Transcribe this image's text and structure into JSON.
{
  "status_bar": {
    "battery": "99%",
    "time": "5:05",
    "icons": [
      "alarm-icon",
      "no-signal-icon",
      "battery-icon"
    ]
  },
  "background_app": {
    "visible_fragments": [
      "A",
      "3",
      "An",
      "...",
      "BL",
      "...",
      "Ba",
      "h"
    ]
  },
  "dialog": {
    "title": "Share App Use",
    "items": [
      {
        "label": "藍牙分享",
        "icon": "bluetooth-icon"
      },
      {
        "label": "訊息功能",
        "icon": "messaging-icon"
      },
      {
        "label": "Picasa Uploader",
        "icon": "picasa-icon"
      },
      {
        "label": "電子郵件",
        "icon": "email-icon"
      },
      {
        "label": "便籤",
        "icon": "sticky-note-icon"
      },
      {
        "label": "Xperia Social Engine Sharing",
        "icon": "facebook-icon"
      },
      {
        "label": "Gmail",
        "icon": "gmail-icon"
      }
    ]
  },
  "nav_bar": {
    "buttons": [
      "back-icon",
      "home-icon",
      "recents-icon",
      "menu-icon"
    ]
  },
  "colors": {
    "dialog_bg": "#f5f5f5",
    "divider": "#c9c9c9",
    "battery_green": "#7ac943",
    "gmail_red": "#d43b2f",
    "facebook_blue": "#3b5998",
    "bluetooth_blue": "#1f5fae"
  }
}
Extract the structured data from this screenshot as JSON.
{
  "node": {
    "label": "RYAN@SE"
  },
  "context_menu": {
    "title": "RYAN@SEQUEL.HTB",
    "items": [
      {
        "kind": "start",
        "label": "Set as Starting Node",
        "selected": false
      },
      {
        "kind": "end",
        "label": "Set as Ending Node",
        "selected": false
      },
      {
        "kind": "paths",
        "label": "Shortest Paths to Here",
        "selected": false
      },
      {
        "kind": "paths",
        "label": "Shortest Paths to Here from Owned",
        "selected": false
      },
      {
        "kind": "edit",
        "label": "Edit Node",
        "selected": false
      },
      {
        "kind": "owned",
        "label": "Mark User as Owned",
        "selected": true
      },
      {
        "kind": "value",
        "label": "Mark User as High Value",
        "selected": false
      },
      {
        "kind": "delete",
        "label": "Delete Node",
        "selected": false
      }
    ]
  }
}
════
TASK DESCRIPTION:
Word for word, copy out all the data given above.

ANSWER FOR THIS EXERCISE:
Transcribe this image's text and structure into JSON.
{
  "status_bar": {
    "battery": "99%",
    "time": "5:05",
    "icons": [
      "alarm-icon",
      "no-signal-icon",
      "battery-icon"
    ]
  },
  "background_app": {
    "visible_fragments": [
      "A",
      "3",
      "An",
      "...",
      "BL",
      "...",
      "Ba",
      "h"
    ]
  },
  "dialog": {
    "title": "Share App Use",
    "items": [
      {
        "label": "藍牙分享",
        "icon": "bluetooth-icon"
      },
      {
        "label": "訊息功能",
        "icon": "messaging-icon"
      },
      {
        "label": "Picasa Uploader",
        "icon": "picasa-icon"
      },
      {
        "label": "電子郵件",
        "icon": "email-icon"
      },
      {
        "label": "便籤",
        "icon": "sticky-note-icon"
      },
      {
        "label": "Xperia Social Engine Sharing",
        "icon": "facebook-icon"
      },
      {
        "label": "Gmail",
        "icon": "gmail-icon"
      }
    ]
  },
  "nav_bar": {
    "buttons": [
      "back-icon",
      "home-icon",
      "recents-icon",
      "menu-icon"
    ]
  },
  "colors": {
    "dialog_bg": "#f5f5f5",
    "divider": "#c9c9c9",
    "battery_green": "#7ac943",
    "gmail_red": "#d43b2f",
    "facebook_blue": "#3b5998",
    "bluetooth_blue": "#1f5fae"
  }
}
Extract the structured data from this screenshot as JSON.
{
  "node": {
    "label": "RYAN@SE"
  },
  "context_menu": {
    "title": "RYAN@SEQUEL.HTB",
    "items": [
      {
        "kind": "start",
        "label": "Set as Starting Node",
        "selected": false
      },
      {
        "kind": "end",
        "label": "Set as Ending Node",
        "selected": false
      },
      {
        "kind": "paths",
        "label": "Shortest Paths to Here",
        "selected": false
      },
      {
        "kind": "paths",
        "label": "Shortest Paths to Here from Owned",
        "selected": false
      },
      {
        "kind": "edit",
        "label": "Edit Node",
        "selected": false
      },
      {
        "kind": "owned",
        "label": "Mark User as Owned",
        "selected": true
      },
      {
        "kind": "value",
        "label": "Mark User as High Value",
        "selected": false
      },
      {
        "kind": "delete",
        "label": "Delete Node",
        "selected": false
      }
    ]
  }
}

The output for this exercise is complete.